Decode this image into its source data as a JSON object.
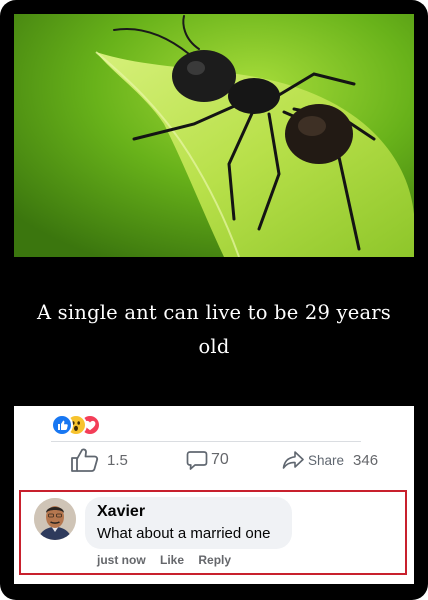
{
  "post": {
    "caption": "A single ant can live to be 29 years old"
  },
  "reactions": {
    "icons": [
      "like-icon",
      "wow-icon",
      "love-icon"
    ],
    "colors": {
      "like": "#1877f2",
      "wow": "#f7c32e",
      "love": "#f33e58"
    }
  },
  "actions": {
    "like_count": "1.5",
    "comment_count": "70",
    "share_label": "Share",
    "share_count": "346"
  },
  "comment": {
    "author": "Xavier",
    "text": "What about a married one",
    "time": "just now",
    "like_label": "Like",
    "reply_label": "Reply",
    "highlight_color": "#c8202d"
  }
}
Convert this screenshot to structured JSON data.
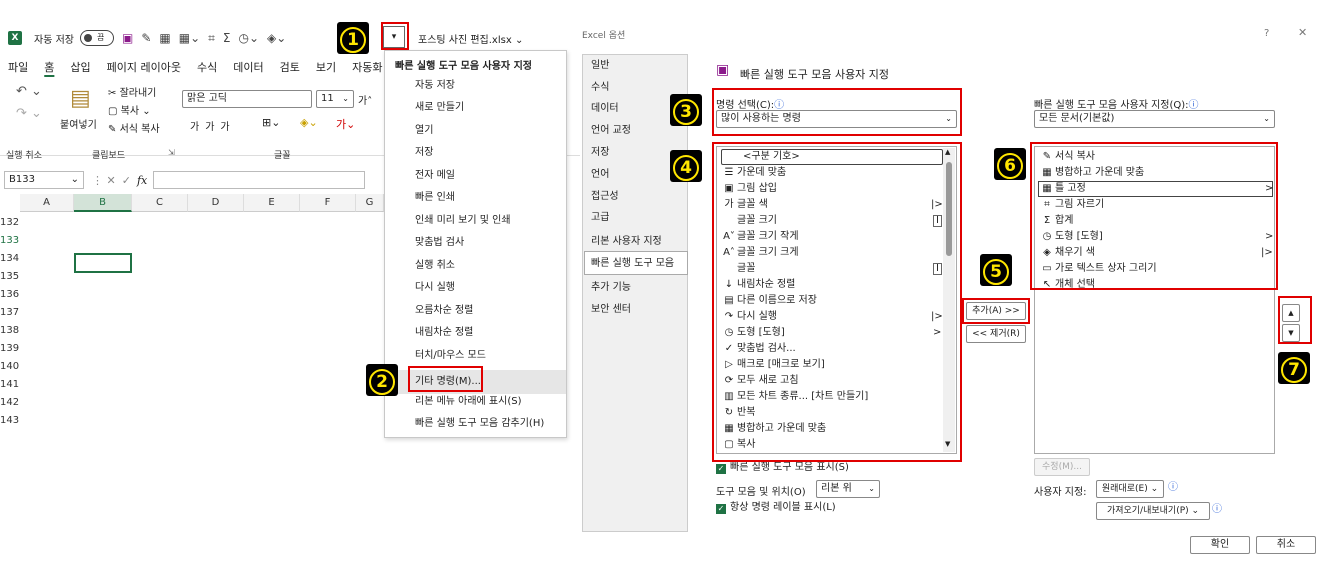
{
  "excel": {
    "autosave_label": "자동 저장",
    "toggle_text": "끔",
    "file_name": "포스팅 사진 편집.xlsx ⌄",
    "menu": [
      "파일",
      "홈",
      "삽입",
      "페이지 레이아웃",
      "수식",
      "데이터",
      "검토",
      "보기",
      "자동화"
    ],
    "ribbon": {
      "undo_group": "실행 취소",
      "paste": "붙여넣기",
      "cut": "잘라내기",
      "copy": "복사",
      "format_painter": "서식 복사",
      "clipboard_group": "클립보드",
      "font_name": "맑은 고딕",
      "font_size": "11",
      "font_group": "글꼴"
    },
    "name_box": "B133",
    "fx": "fx",
    "columns": [
      "A",
      "B",
      "C",
      "D",
      "E",
      "F",
      "G"
    ],
    "rows": [
      "132",
      "133",
      "134",
      "135",
      "136",
      "137",
      "138",
      "139",
      "140",
      "141",
      "142",
      "143"
    ]
  },
  "dropdown": {
    "title": "빠른 실행 도구 모음 사용자 지정",
    "items": [
      "자동 저장",
      "새로 만들기",
      "열기",
      "저장",
      "전자 메일",
      "빠른 인쇄",
      "인쇄 미리 보기 및 인쇄",
      "맞춤법 검사",
      "실행 취소",
      "다시 실행",
      "오름차순 정렬",
      "내림차순 정렬",
      "터치/마우스 모드",
      "기타 명령(M)...",
      "리본 메뉴 아래에 표시(S)",
      "빠른 실행 도구 모음 감추기(H)"
    ]
  },
  "dialog": {
    "title": "Excel 옵션",
    "help": "?",
    "close": "✕",
    "nav": [
      "일반",
      "수식",
      "데이터",
      "언어 교정",
      "저장",
      "언어",
      "접근성",
      "고급",
      "리본 사용자 지정",
      "빠른 실행 도구 모음",
      "추가 기능",
      "보안 센터"
    ],
    "heading": "빠른 실행 도구 모음 사용자 지정",
    "choose_label": "명령 선택(C):",
    "choose_value": "많이 사용하는 명령",
    "customize_label": "빠른 실행 도구 모음 사용자 지정(Q):",
    "customize_value": "모든 문서(기본값)",
    "commands": [
      {
        "icon": "",
        "label": "<구분 기호>",
        "sub": ""
      },
      {
        "icon": "☰",
        "label": "가운데 맞춤",
        "sub": ""
      },
      {
        "icon": "▣",
        "label": "그림 삽입",
        "sub": ""
      },
      {
        "icon": "가",
        "label": "글꼴 색",
        "sub": "|>"
      },
      {
        "icon": "",
        "label": "글꼴 크기",
        "sub": "I"
      },
      {
        "icon": "A˅",
        "label": "글꼴 크기 작게",
        "sub": ""
      },
      {
        "icon": "A˄",
        "label": "글꼴 크기 크게",
        "sub": ""
      },
      {
        "icon": "",
        "label": "글꼴",
        "sub": "I"
      },
      {
        "icon": "↓",
        "label": "내림차순 정렬",
        "sub": ""
      },
      {
        "icon": "▤",
        "label": "다른 이름으로 저장",
        "sub": ""
      },
      {
        "icon": "↷",
        "label": "다시 실행",
        "sub": "|>"
      },
      {
        "icon": "◷",
        "label": "도형 [도형]",
        "sub": ">"
      },
      {
        "icon": "✓",
        "label": "맞춤법 검사...",
        "sub": ""
      },
      {
        "icon": "▷",
        "label": "매크로 [매크로 보기]",
        "sub": ""
      },
      {
        "icon": "⟳",
        "label": "모두 새로 고침",
        "sub": ""
      },
      {
        "icon": "▥",
        "label": "모든 차트 종류... [차트 만들기]",
        "sub": ""
      },
      {
        "icon": "↻",
        "label": "반복",
        "sub": ""
      },
      {
        "icon": "▦",
        "label": "병합하고 가운데 맞춤",
        "sub": ""
      },
      {
        "icon": "▢",
        "label": "복사",
        "sub": ""
      }
    ],
    "toolbar_items": [
      {
        "icon": "✎",
        "label": "서식 복사",
        "sub": ""
      },
      {
        "icon": "▦",
        "label": "병합하고 가운데 맞춤",
        "sub": ""
      },
      {
        "icon": "▦",
        "label": "틀 고정",
        "sub": ">"
      },
      {
        "icon": "⌗",
        "label": "그림 자르기",
        "sub": ""
      },
      {
        "icon": "Σ",
        "label": "합계",
        "sub": ""
      },
      {
        "icon": "◷",
        "label": "도형 [도형]",
        "sub": ">"
      },
      {
        "icon": "◈",
        "label": "채우기 색",
        "sub": "|>"
      },
      {
        "icon": "▭",
        "label": "가로 텍스트 상자 그리기",
        "sub": ""
      },
      {
        "icon": "↖",
        "label": "개체 선택",
        "sub": ""
      }
    ],
    "add_btn": "추가(A) >>",
    "remove_btn": "<< 제거(R)",
    "up": "▲",
    "down": "▼",
    "modify_btn": "수정(M)...",
    "show_qat": "빠른 실행 도구 모음 표시(S)",
    "position_label": "도구 모음 및 위치(O)",
    "position_value": "리본 위",
    "always_labels": "항상 명령 레이블 표시(L)",
    "user_setting": "사용자 지정:",
    "reset_btn": "원래대로(E) ⌄",
    "import_btn": "가져오기/내보내기(P) ⌄",
    "ok": "확인",
    "cancel": "취소"
  },
  "badges": [
    "1",
    "2",
    "3",
    "4",
    "5",
    "6",
    "7"
  ],
  "colors": {
    "highlight": "#e00000",
    "excel_green": "#1f7244",
    "badge_bg": "#000000",
    "badge_fg": "#ffe600"
  }
}
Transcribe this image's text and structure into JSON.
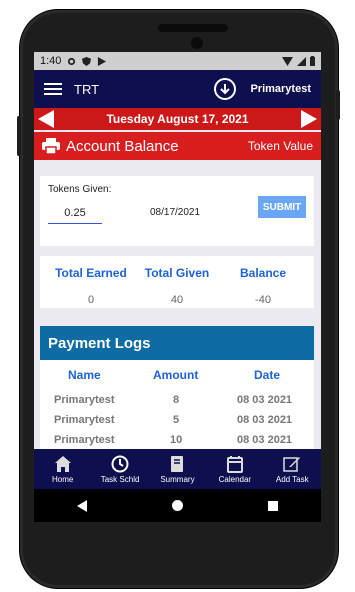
{
  "status": {
    "time": "1:40"
  },
  "appbar": {
    "title": "TRT",
    "user": "Primarytest"
  },
  "datebar": {
    "date": "Tuesday August 17, 2021"
  },
  "titlebar": {
    "title": "Account Balance",
    "right_label": "Token Value"
  },
  "form": {
    "tokens_label": "Tokens Given:",
    "tokens_value": "0.25",
    "date": "08/17/2021",
    "submit_label": "SUBMIT"
  },
  "totals": {
    "earned_label": "Total Earned",
    "earned_value": "0",
    "given_label": "Total Given",
    "given_value": "40",
    "balance_label": "Balance",
    "balance_value": "-40"
  },
  "logs": {
    "title": "Payment Logs",
    "columns": [
      "Name",
      "Amount",
      "Date"
    ],
    "rows": [
      {
        "name": "Primarytest",
        "amount": "8",
        "date": "08 03 2021"
      },
      {
        "name": "Primarytest",
        "amount": "5",
        "date": "08 03 2021"
      },
      {
        "name": "Primarytest",
        "amount": "10",
        "date": "08 03 2021"
      }
    ]
  },
  "bottom_nav": [
    {
      "label": "Home",
      "icon": "home-icon"
    },
    {
      "label": "Task Schld",
      "icon": "clock-icon"
    },
    {
      "label": "Summary",
      "icon": "book-icon"
    },
    {
      "label": "Calendar",
      "icon": "calendar-icon"
    },
    {
      "label": "Add Task",
      "icon": "edit-icon"
    }
  ],
  "colors": {
    "appbar": "#0d0f4f",
    "datebar": "#cc1818",
    "titlebar": "#d81e1e",
    "accent": "#1d63d6",
    "logs_header": "#0e6ba3",
    "submit": "#69a6f3"
  }
}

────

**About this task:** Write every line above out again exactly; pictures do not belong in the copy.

**Written reply:**
Decode this image into its source data as a JSON object.
{
  "post": {
    "caption": "A single ant can live to be 29 years old"
  },
  "reactions": {
    "icons": [
      "like-icon",
      "wow-icon",
      "love-icon"
    ],
    "colors": {
      "like": "#1877f2",
      "wow": "#f7c32e",
      "love": "#f33e58"
    }
  },
  "actions": {
    "like_count": "1.5",
    "comment_count": "70",
    "share_label": "Share",
    "share_count": "346"
  },
  "comment": {
    "author": "Xavier",
    "text": "What about a married one",
    "time": "just now",
    "like_label": "Like",
    "reply_label": "Reply",
    "highlight_color": "#c8202d"
  }
}
Convert this screenshot to structured JSON data.
{
  "excel": {
    "autosave_label": "자동 저장",
    "toggle_text": "끔",
    "file_name": "포스팅 사진 편집.xlsx ⌄",
    "menu": [
      "파일",
      "홈",
      "삽입",
      "페이지 레이아웃",
      "수식",
      "데이터",
      "검토",
      "보기",
      "자동화"
    ],
    "ribbon": {
      "undo_group": "실행 취소",
      "paste": "붙여넣기",
      "cut": "잘라내기",
      "copy": "복사",
      "format_painter": "서식 복사",
      "clipboard_group": "클립보드",
      "font_name": "맑은 고딕",
      "font_size": "11",
      "font_group": "글꼴"
    },
    "name_box": "B133",
    "fx": "fx",
    "columns": [
      "A",
      "B",
      "C",
      "D",
      "E",
      "F",
      "G"
    ],
    "rows": [
      "132",
      "133",
      "134",
      "135",
      "136",
      "137",
      "138",
      "139",
      "140",
      "141",
      "142",
      "143"
    ]
  },
  "dropdown": {
    "title": "빠른 실행 도구 모음 사용자 지정",
    "items": [
      "자동 저장",
      "새로 만들기",
      "열기",
      "저장",
      "전자 메일",
      "빠른 인쇄",
      "인쇄 미리 보기 및 인쇄",
      "맞춤법 검사",
      "실행 취소",
      "다시 실행",
      "오름차순 정렬",
      "내림차순 정렬",
      "터치/마우스 모드",
      "기타 명령(M)...",
      "리본 메뉴 아래에 표시(S)",
      "빠른 실행 도구 모음 감추기(H)"
    ]
  },
  "dialog": {
    "title": "Excel 옵션",
    "help": "?",
    "close": "✕",
    "nav": [
      "일반",
      "수식",
      "데이터",
      "언어 교정",
      "저장",
      "언어",
      "접근성",
      "고급",
      "리본 사용자 지정",
      "빠른 실행 도구 모음",
      "추가 기능",
      "보안 센터"
    ],
    "heading": "빠른 실행 도구 모음 사용자 지정",
    "choose_label": "명령 선택(C):",
    "choose_value": "많이 사용하는 명령",
    "customize_label": "빠른 실행 도구 모음 사용자 지정(Q):",
    "customize_value": "모든 문서(기본값)",
    "commands": [
      {
        "icon": "",
        "label": "<구분 기호>",
        "sub": ""
      },
      {
        "icon": "☰",
        "label": "가운데 맞춤",
        "sub": ""
      },
      {
        "icon": "▣",
        "label": "그림 삽입",
        "sub": ""
      },
      {
        "icon": "가",
        "label": "글꼴 색",
        "sub": "|>"
      },
      {
        "icon": "",
        "label": "글꼴 크기",
        "sub": "I"
      },
      {
        "icon": "A˅",
        "label": "글꼴 크기 작게",
        "sub": ""
      },
      {
        "icon": "A˄",
        "label": "글꼴 크기 크게",
        "sub": ""
      },
      {
        "icon": "",
        "label": "글꼴",
        "sub": "I"
      },
      {
        "icon": "↓",
        "label": "내림차순 정렬",
        "sub": ""
      },
      {
        "icon": "▤",
        "label": "다른 이름으로 저장",
        "sub": ""
      },
      {
        "icon": "↷",
        "label": "다시 실행",
        "sub": "|>"
      },
      {
        "icon": "◷",
        "label": "도형 [도형]",
        "sub": ">"
      },
      {
        "icon": "✓",
        "label": "맞춤법 검사...",
        "sub": ""
      },
      {
        "icon": "▷",
        "label": "매크로 [매크로 보기]",
        "sub": ""
      },
      {
        "icon": "⟳",
        "label": "모두 새로 고침",
        "sub": ""
      },
      {
        "icon": "▥",
        "label": "모든 차트 종류... [차트 만들기]",
        "sub": ""
      },
      {
        "icon": "↻",
        "label": "반복",
        "sub": ""
      },
      {
        "icon": "▦",
        "label": "병합하고 가운데 맞춤",
        "sub": ""
      },
      {
        "icon": "▢",
        "label": "복사",
        "sub": ""
      }
    ],
    "toolbar_items": [
      {
        "icon": "✎",
        "label": "서식 복사",
        "sub": ""
      },
      {
        "icon": "▦",
        "label": "병합하고 가운데 맞춤",
        "sub": ""
      },
      {
        "icon": "▦",
        "label": "틀 고정",
        "sub": ">"
      },
      {
        "icon": "⌗",
        "label": "그림 자르기",
        "sub": ""
      },
      {
        "icon": "Σ",
        "label": "합계",
        "sub": ""
      },
      {
        "icon": "◷",
        "label": "도형 [도형]",
        "sub": ">"
      },
      {
        "icon": "◈",
        "label": "채우기 색",
        "sub": "|>"
      },
      {
        "icon": "▭",
        "label": "가로 텍스트 상자 그리기",
        "sub": ""
      },
      {
        "icon": "↖",
        "label": "개체 선택",
        "sub": ""
      }
    ],
    "add_btn": "추가(A) >>",
    "remove_btn": "<< 제거(R)",
    "up": "▲",
    "down": "▼",
    "modify_btn": "수정(M)...",
    "show_qat": "빠른 실행 도구 모음 표시(S)",
    "position_label": "도구 모음 및 위치(O)",
    "position_value": "리본 위",
    "always_labels": "항상 명령 레이블 표시(L)",
    "user_setting": "사용자 지정:",
    "reset_btn": "원래대로(E) ⌄",
    "import_btn": "가져오기/내보내기(P) ⌄",
    "ok": "확인",
    "cancel": "취소"
  },
  "badges": [
    "1",
    "2",
    "3",
    "4",
    "5",
    "6",
    "7"
  ],
  "colors": {
    "highlight": "#e00000",
    "excel_green": "#1f7244",
    "badge_bg": "#000000",
    "badge_fg": "#ffe600"
  }
}
Transcribe this image's text and structure into JSON.
{
  "status": {
    "time": "1:40"
  },
  "appbar": {
    "title": "TRT",
    "user": "Primarytest"
  },
  "datebar": {
    "date": "Tuesday August 17, 2021"
  },
  "titlebar": {
    "title": "Account Balance",
    "right_label": "Token Value"
  },
  "form": {
    "tokens_label": "Tokens Given:",
    "tokens_value": "0.25",
    "date": "08/17/2021",
    "submit_label": "SUBMIT"
  },
  "totals": {
    "earned_label": "Total Earned",
    "earned_value": "0",
    "given_label": "Total Given",
    "given_value": "40",
    "balance_label": "Balance",
    "balance_value": "-40"
  },
  "logs": {
    "title": "Payment Logs",
    "columns": [
      "Name",
      "Amount",
      "Date"
    ],
    "rows": [
      {
        "name": "Primarytest",
        "amount": "8",
        "date": "08 03 2021"
      },
      {
        "name": "Primarytest",
        "amount": "5",
        "date": "08 03 2021"
      },
      {
        "name": "Primarytest",
        "amount": "10",
        "date": "08 03 2021"
      }
    ]
  },
  "bottom_nav": [
    {
      "label": "Home",
      "icon": "home-icon"
    },
    {
      "label": "Task Schld",
      "icon": "clock-icon"
    },
    {
      "label": "Summary",
      "icon": "book-icon"
    },
    {
      "label": "Calendar",
      "icon": "calendar-icon"
    },
    {
      "label": "Add Task",
      "icon": "edit-icon"
    }
  ],
  "colors": {
    "appbar": "#0d0f4f",
    "datebar": "#cc1818",
    "titlebar": "#d81e1e",
    "accent": "#1d63d6",
    "logs_header": "#0e6ba3",
    "submit": "#69a6f3"
  }
}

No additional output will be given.